Prime Minister Benjamin Netanyahu also entered the discussion about numbers by asserting that Israeli forces had killed roughly 14,000 Hamas combatants and 16,000 civilians. He did not say how he obtained this information. In most armed conflicts, at least two or three times as many people are wounded as are killed. That is reflected in the figures reported by the ministry, and that is what one would expect in a war in which many deaths are attributable to the bombing raids that have devastated Gaza. If Netanyahu is correct about the number of Hamas combatants Israel has killed, the combined number of dead and wounded combatants would probably exceed the number that Israel has claimed are in the territory. Israel should declare victory, and the war would be over.

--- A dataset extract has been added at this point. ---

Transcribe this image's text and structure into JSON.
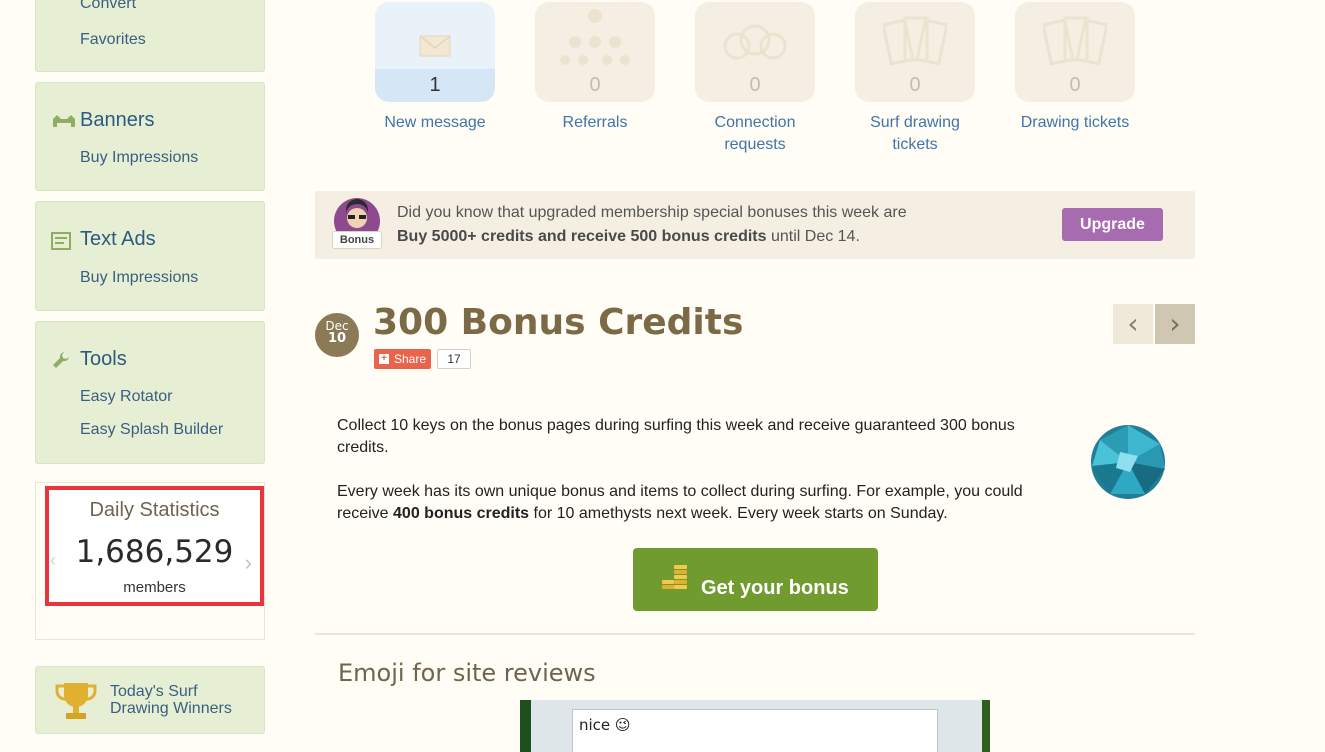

That Israel has decided to continue the war raises questions about Netanyahu’s figures. His use of such figures evokes memories of the Vietnam War, during which American military commanders, including General William Westmoreland, regularly claimed that Vietnamese who were killed, including many civilians, were Viet Cong combatants. This helped to create the illusion in some circles that America was winning the war, until it was lost.

As I pointed out in my article, Israeli, Palestinian, and international human rights groups have been barred from operating in Gaza during the conflict by the Israel Defense Forces. Their exclusion has substantially limited our knowledge of what is taking place in Gaza. One of them, the Israeli organization B’Tselem, has provided what I believe to be reliable statistics on past conflicts. Its inability to operate in Gaza during the current conflict has eliminated that source of information.

Aryeh Neier
New York City